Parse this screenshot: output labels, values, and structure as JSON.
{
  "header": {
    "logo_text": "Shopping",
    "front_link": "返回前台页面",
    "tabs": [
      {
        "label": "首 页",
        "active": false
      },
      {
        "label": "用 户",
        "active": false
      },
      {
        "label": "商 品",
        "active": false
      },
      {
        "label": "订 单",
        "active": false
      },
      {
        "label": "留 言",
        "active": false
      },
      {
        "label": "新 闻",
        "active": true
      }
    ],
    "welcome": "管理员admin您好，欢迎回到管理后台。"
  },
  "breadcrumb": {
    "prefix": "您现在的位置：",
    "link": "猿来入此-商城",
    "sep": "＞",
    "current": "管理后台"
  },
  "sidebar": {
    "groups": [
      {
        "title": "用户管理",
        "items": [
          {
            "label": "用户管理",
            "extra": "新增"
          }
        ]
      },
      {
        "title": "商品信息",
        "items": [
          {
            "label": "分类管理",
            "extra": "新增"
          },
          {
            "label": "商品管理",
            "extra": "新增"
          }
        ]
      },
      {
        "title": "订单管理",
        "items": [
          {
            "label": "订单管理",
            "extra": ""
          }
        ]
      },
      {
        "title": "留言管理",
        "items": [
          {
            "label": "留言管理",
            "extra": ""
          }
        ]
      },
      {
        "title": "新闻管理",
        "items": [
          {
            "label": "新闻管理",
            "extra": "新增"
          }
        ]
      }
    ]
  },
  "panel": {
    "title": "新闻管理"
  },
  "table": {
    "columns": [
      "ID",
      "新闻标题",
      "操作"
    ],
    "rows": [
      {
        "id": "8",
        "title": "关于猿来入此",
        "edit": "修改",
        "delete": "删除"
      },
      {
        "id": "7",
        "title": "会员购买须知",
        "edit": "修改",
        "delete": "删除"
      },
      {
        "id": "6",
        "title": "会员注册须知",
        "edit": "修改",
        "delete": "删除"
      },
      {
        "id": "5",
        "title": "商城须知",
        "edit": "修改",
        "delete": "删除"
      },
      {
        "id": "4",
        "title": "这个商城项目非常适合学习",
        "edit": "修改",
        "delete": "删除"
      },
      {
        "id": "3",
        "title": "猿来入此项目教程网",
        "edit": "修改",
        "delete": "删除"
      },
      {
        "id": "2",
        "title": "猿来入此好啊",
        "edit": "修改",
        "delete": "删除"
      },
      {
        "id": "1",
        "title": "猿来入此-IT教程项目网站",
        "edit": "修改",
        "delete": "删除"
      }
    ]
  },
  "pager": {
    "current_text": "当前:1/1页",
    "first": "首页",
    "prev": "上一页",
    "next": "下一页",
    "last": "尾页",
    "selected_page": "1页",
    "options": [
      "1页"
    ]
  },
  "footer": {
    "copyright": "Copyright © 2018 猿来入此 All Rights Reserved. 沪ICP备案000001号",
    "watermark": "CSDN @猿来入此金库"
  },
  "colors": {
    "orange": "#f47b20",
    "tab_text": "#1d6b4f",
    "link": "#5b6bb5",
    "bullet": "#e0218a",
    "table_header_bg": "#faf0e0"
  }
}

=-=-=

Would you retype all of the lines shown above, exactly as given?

> _Output of the exercise_:
Parse this screenshot: output labels, values, and structure as JSON.
{
  "header": {
    "logo_text": "Shopping",
    "front_link": "返回前台页面",
    "tabs": [
      {
        "label": "首 页",
        "active": false
      },
      {
        "label": "用 户",
        "active": false
      },
      {
        "label": "商 品",
        "active": false
      },
      {
        "label": "订 单",
        "active": false
      },
      {
        "label": "留 言",
        "active": false
      },
      {
        "label": "新 闻",
        "active": true
      }
    ],
    "welcome": "管理员admin您好，欢迎回到管理后台。"
  },
  "breadcrumb": {
    "prefix": "您现在的位置：",
    "link": "猿来入此-商城",
    "sep": "＞",
    "current": "管理后台"
  },
  "sidebar": {
    "groups": [
      {
        "title": "用户管理",
        "items": [
          {
            "label": "用户管理",
            "extra": "新增"
          }
        ]
      },
      {
        "title": "商品信息",
        "items": [
          {
            "label": "分类管理",
            "extra": "新增"
          },
          {
            "label": "商品管理",
            "extra": "新增"
          }
        ]
      },
      {
        "title": "订单管理",
        "items": [
          {
            "label": "订单管理",
            "extra": ""
          }
        ]
      },
      {
        "title": "留言管理",
        "items": [
          {
            "label": "留言管理",
            "extra": ""
          }
        ]
      },
      {
        "title": "新闻管理",
        "items": [
          {
            "label": "新闻管理",
            "extra": "新增"
          }
        ]
      }
    ]
  },
  "panel": {
    "title": "新闻管理"
  },
  "table": {
    "columns": [
      "ID",
      "新闻标题",
      "操作"
    ],
    "rows": [
      {
        "id": "8",
        "title": "关于猿来入此",
        "edit": "修改",
        "delete": "删除"
      },
      {
        "id": "7",
        "title": "会员购买须知",
        "edit": "修改",
        "delete": "删除"
      },
      {
        "id": "6",
        "title": "会员注册须知",
        "edit": "修改",
        "delete": "删除"
      },
      {
        "id": "5",
        "title": "商城须知",
        "edit": "修改",
        "delete": "删除"
      },
      {
        "id": "4",
        "title": "这个商城项目非常适合学习",
        "edit": "修改",
        "delete": "删除"
      },
      {
        "id": "3",
        "title": "猿来入此项目教程网",
        "edit": "修改",
        "delete": "删除"
      },
      {
        "id": "2",
        "title": "猿来入此好啊",
        "edit": "修改",
        "delete": "删除"
      },
      {
        "id": "1",
        "title": "猿来入此-IT教程项目网站",
        "edit": "修改",
        "delete": "删除"
      }
    ]
  },
  "pager": {
    "current_text": "当前:1/1页",
    "first": "首页",
    "prev": "上一页",
    "next": "下一页",
    "last": "尾页",
    "selected_page": "1页",
    "options": [
      "1页"
    ]
  },
  "footer": {
    "copyright": "Copyright © 2018 猿来入此 All Rights Reserved. 沪ICP备案000001号",
    "watermark": "CSDN @猿来入此金库"
  },
  "colors": {
    "orange": "#f47b20",
    "tab_text": "#1d6b4f",
    "link": "#5b6bb5",
    "bullet": "#e0218a",
    "table_header_bg": "#faf0e0"
  }
}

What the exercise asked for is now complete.